Sunday, 29 April 2007

The Problems and Perils of Scaling

• By the time I got to the “Problems and Perils of Scaling” workshop I was suffering from information overload, or possibly even “hope fatigue”. This session was full to overflowing, and it was obvious that “scaling up” to achieve systemic impact was one of the main interests of the Oxford Forum. The workshop focussed on the personal stories and examples of how specific enterprises went from a local project ... to national and international success.

Workshop on the Problems and Perils of Scaling, with Asok Khosla, Mel Young and Mechai Viravaidya — photo Hutchinson

• The panel group included Ashok Khosla, one of the world’s leading experts on sustainable development, and a former director of the United Nations Environment Programme. He is the founder of Development Alternatives, a Delhi-based NGO which promotes commercially viable and environmentally friendly technologies that support livelihoods. He has spent decades developing and promoting innovations ranging from village power plants using agricultural waste as fuel to mini factories that recycle paper and local enterprises that make low-cost roofing tiles.

Mel Young was the co-founder of The Big Issue weekly magazine sold by homeless people throughout Britain, and helped set up the International Network of Street Papers which helps 100,000 homeless or long-term unemployed people every year. More recently, Mel set up the Homeless World Cup annual soccer tournament (this year’s competition in Copenhagen will see teams from 48 countries).

The competition isn’t just about soccer. It acts as a focus to encourage people to make fundamental changes in their lives. A survey in 2005 showed that 77% of the players in the Homeless World Cup have significantly improved their lives through employment, housing, education and/or drug/alcohol treatment programs. A dozen players went on to become semi professional or professional footballers or coaches.
“ Football is a great leveller, it connects people and is a universal sport for everyone. The Homeless World Cup is able to change the scenery, challenge stereotyping and people who have been spat at the week before are cheered by thousands and treated as soccer heroes during the tournament. The feeling of belonging, challenge of working in a team, regaining a health- oriented attitude towards life, self-esteem and last but not least the experience of fun is a powerful combination to change a person's life.” — Mel Young
Mechai Viravaidya, the third panelist, is the founder of the one of Thailand’s most successful development organisations which has done pioneering work in family planning and HIV/AIDS prevention. Mechai is popularly known as “Dr Condom” in Thailand for his public role of promoting family planning (condoms are apparently often referred to as “mechais” in Thai slang).

This social entrepreneur had many entertaining stories to share at the workshop ... including holding condom blowing contests for school children, encouraging taxi cab drivers to hand out condoms to their customers, and setting up a restaurant chain called “Cabbages and Condoms” where condoms rather than mints are served after the meal.

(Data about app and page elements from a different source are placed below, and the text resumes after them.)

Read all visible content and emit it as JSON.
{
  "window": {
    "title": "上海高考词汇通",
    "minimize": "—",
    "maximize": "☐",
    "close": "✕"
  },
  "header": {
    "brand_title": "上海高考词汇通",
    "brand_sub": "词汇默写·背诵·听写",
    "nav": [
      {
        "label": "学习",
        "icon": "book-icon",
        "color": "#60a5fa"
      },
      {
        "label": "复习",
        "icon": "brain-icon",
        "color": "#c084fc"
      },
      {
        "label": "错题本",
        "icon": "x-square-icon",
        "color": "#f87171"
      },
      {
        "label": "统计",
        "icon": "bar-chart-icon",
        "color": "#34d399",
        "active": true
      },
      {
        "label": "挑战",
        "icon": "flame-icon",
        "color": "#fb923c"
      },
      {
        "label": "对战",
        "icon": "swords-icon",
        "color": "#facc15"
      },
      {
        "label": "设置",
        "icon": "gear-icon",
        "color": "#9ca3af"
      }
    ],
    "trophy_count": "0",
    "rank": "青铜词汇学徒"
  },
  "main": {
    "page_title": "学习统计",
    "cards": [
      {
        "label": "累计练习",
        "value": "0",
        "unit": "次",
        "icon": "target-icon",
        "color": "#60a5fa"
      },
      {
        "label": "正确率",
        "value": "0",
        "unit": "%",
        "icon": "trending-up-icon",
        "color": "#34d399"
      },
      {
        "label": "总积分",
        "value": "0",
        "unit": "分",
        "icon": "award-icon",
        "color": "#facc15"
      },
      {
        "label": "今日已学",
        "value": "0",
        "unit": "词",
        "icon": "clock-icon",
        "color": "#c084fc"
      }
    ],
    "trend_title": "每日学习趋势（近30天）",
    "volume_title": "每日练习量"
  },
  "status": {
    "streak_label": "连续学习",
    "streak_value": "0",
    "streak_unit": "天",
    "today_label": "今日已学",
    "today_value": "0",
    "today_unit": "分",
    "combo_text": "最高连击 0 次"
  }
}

This family planning campaign has been one of the most successful family planning programmes in the modern era. The annual population growth in Thailand has dropped from over 3% to 0.6%, and the average number of children per family has fallen from seven to under two.
“Ashok Khosla: Mini enterprise leads to macro change” on the Infochangeindia website
Homeless World Cup website
— Mechai Viravaidya profiled in Time magazine’s “Sixty Years of Asian Heroes”